* **Work task**
Scan the entries below. Return every line that includes "search".
^^^^^^^^^^^^^^^^
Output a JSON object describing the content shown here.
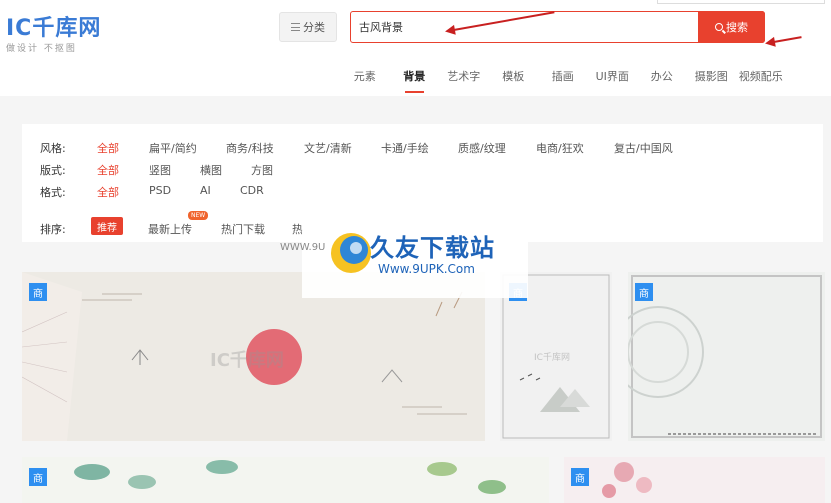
{
  "header": {
    "logo_text": "IC千库网",
    "logo_tagline": "做设计  不抠图",
    "category_label": "分类",
    "search": {
      "value": "古风背景",
      "placeholder": "",
      "button_label": "搜索"
    },
    "nav": [
      {
        "label": "元素",
        "active": false
      },
      {
        "label": "背景",
        "active": true
      },
      {
        "label": "艺术字",
        "active": false
      },
      {
        "label": "模板",
        "active": false
      },
      {
        "label": "插画",
        "active": false
      },
      {
        "label": "UI界面",
        "active": false
      },
      {
        "label": "办公",
        "active": false
      },
      {
        "label": "摄影图",
        "active": false
      },
      {
        "label": "视频配乐",
        "active": false
      }
    ]
  },
  "filters": {
    "style": {
      "label": "风格:",
      "options": [
        "全部",
        "扁平/简约",
        "商务/科技",
        "文艺/清新",
        "卡通/手绘",
        "质感/纹理",
        "电商/狂欢",
        "复古/中国风"
      ]
    },
    "layout": {
      "label": "版式:",
      "options": [
        "全部",
        "竖图",
        "横图",
        "方图"
      ]
    },
    "format": {
      "label": "格式:",
      "options": [
        "全部",
        "PSD",
        "AI",
        "CDR"
      ]
    },
    "sort": {
      "label": "排序:",
      "options": [
        "推荐",
        "最新上传",
        "热门下载",
        "热"
      ],
      "new_badge": "NEW"
    }
  },
  "results": {
    "badge_text": "商",
    "card_watermark": "IC千库网"
  },
  "watermark": {
    "title": "久友下载站",
    "url": "Www.9UPK.Com",
    "prefix": "WWW.9U"
  },
  "colors": {
    "accent": "#e8412e",
    "badge": "#2e8ff0",
    "logo": "#3a7bd5",
    "annotation": "#c82020"
  }
}
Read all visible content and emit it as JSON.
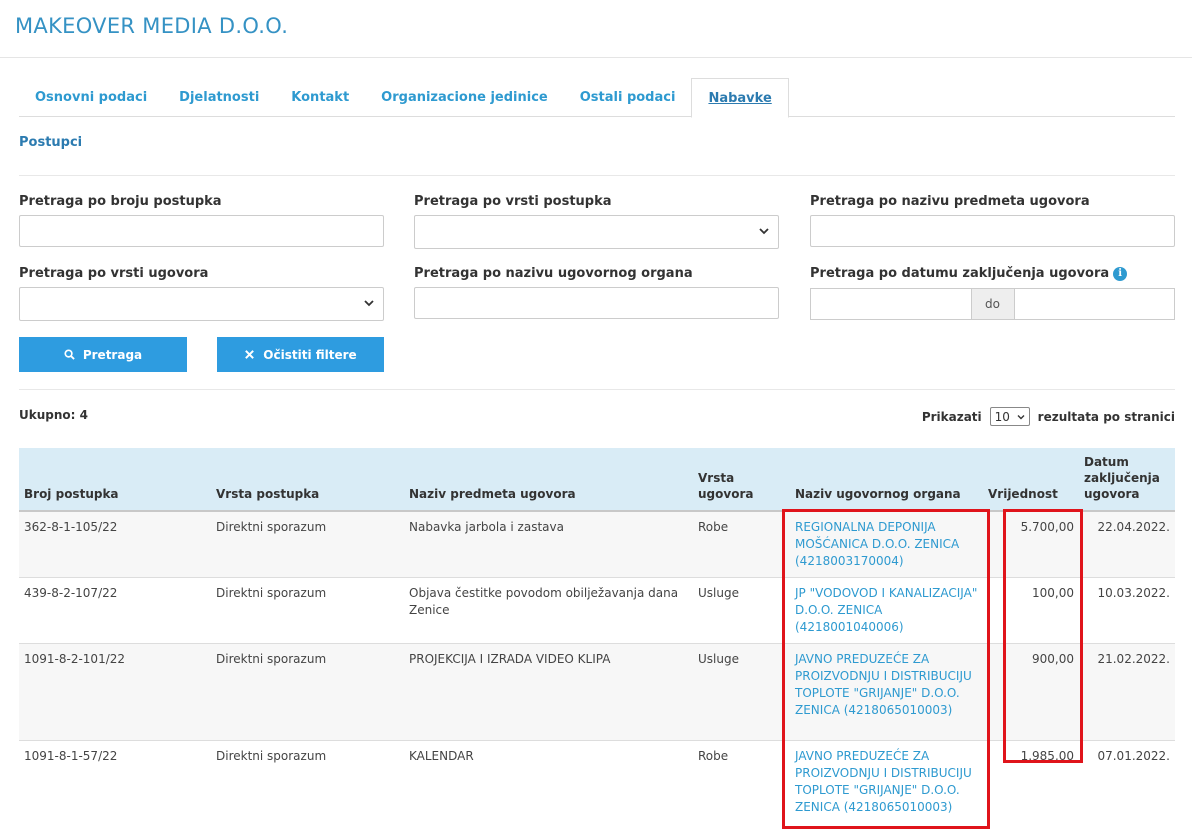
{
  "company": {
    "title": "MAKEOVER MEDIA D.O.O."
  },
  "tabs": [
    {
      "label": "Osnovni podaci"
    },
    {
      "label": "Djelatnosti"
    },
    {
      "label": "Kontakt"
    },
    {
      "label": "Organizacione jedinice"
    },
    {
      "label": "Ostali podaci"
    },
    {
      "label": "Nabavke",
      "active": true
    }
  ],
  "section": {
    "heading": "Postupci"
  },
  "filters": {
    "broj_postupka": {
      "label": "Pretraga po broju postupka",
      "value": ""
    },
    "vrsta_postupka": {
      "label": "Pretraga po vrsti postupka",
      "value": ""
    },
    "naziv_predmeta": {
      "label": "Pretraga po nazivu predmeta ugovora",
      "value": ""
    },
    "vrsta_ugovora": {
      "label": "Pretraga po vrsti ugovora",
      "value": ""
    },
    "naziv_organa": {
      "label": "Pretraga po nazivu ugovornog organa",
      "value": ""
    },
    "datum": {
      "label": "Pretraga po datumu zaključenja ugovora",
      "separator": "do",
      "from": "",
      "to": ""
    }
  },
  "buttons": {
    "search": "Pretraga",
    "clear": "Očistiti filtere"
  },
  "results": {
    "total": "Ukupno: 4",
    "show_label": "Prikazati",
    "per_page": "10",
    "per_page_suffix": "rezultata po stranici"
  },
  "table": {
    "headers": {
      "broj": "Broj postupka",
      "vrsta_postupka": "Vrsta postupka",
      "predmet": "Naziv predmeta ugovora",
      "vrsta_ugovora": "Vrsta ugovora",
      "organ": "Naziv ugovornog organa",
      "vrijednost": "Vrijednost",
      "datum": "Datum zaključenja ugovora"
    },
    "rows": [
      {
        "broj": "362-8-1-105/22",
        "vrsta_postupka": "Direktni sporazum",
        "predmet": "Nabavka jarbola i zastava",
        "vrsta_ugovora": "Robe",
        "organ": "REGIONALNA DEPONIJA MOŠĆANICA D.O.O. ZENICA (4218003170004)",
        "vrijednost": "5.700,00",
        "datum": "22.04.2022."
      },
      {
        "broj": "439-8-2-107/22",
        "vrsta_postupka": "Direktni sporazum",
        "predmet": "Objava čestitke povodom obilježavanja dana Zenice",
        "vrsta_ugovora": "Usluge",
        "organ": "JP \"VODOVOD I KANALIZACIJA\" D.O.O. ZENICA (4218001040006)",
        "vrijednost": "100,00",
        "datum": "10.03.2022."
      },
      {
        "broj": "1091-8-2-101/22",
        "vrsta_postupka": "Direktni sporazum",
        "predmet": "PROJEKCIJA I IZRADA VIDEO KLIPA",
        "vrsta_ugovora": "Usluge",
        "organ": "JAVNO PREDUZEĆE ZA PROIZVODNJU I DISTRIBUCIJU TOPLOTE \"GRIJANJE\" D.O.O. ZENICA (4218065010003)",
        "vrijednost": "900,00",
        "datum": "21.02.2022."
      },
      {
        "broj": "1091-8-1-57/22",
        "vrsta_postupka": "Direktni sporazum",
        "predmet": "KALENDAR",
        "vrsta_ugovora": "Robe",
        "organ": "JAVNO PREDUZEĆE ZA PROIZVODNJU I DISTRIBUCIJU TOPLOTE \"GRIJANJE\" D.O.O. ZENICA (4218065010003)",
        "vrijednost": "1.985,00",
        "datum": "07.01.2022."
      }
    ]
  },
  "colors": {
    "accent": "#2e9ad0",
    "button": "#2e9ce0",
    "header_bg": "#d9ecf6",
    "highlight": "#e0141b"
  },
  "icons": {
    "search": "search-icon",
    "clear": "close-icon",
    "info": "info-icon",
    "dropdown": "chevron-down-icon"
  }
}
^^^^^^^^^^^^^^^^
* **Answer section**
    "search": {
    "search": "Pretraga",
    "search": "search-icon",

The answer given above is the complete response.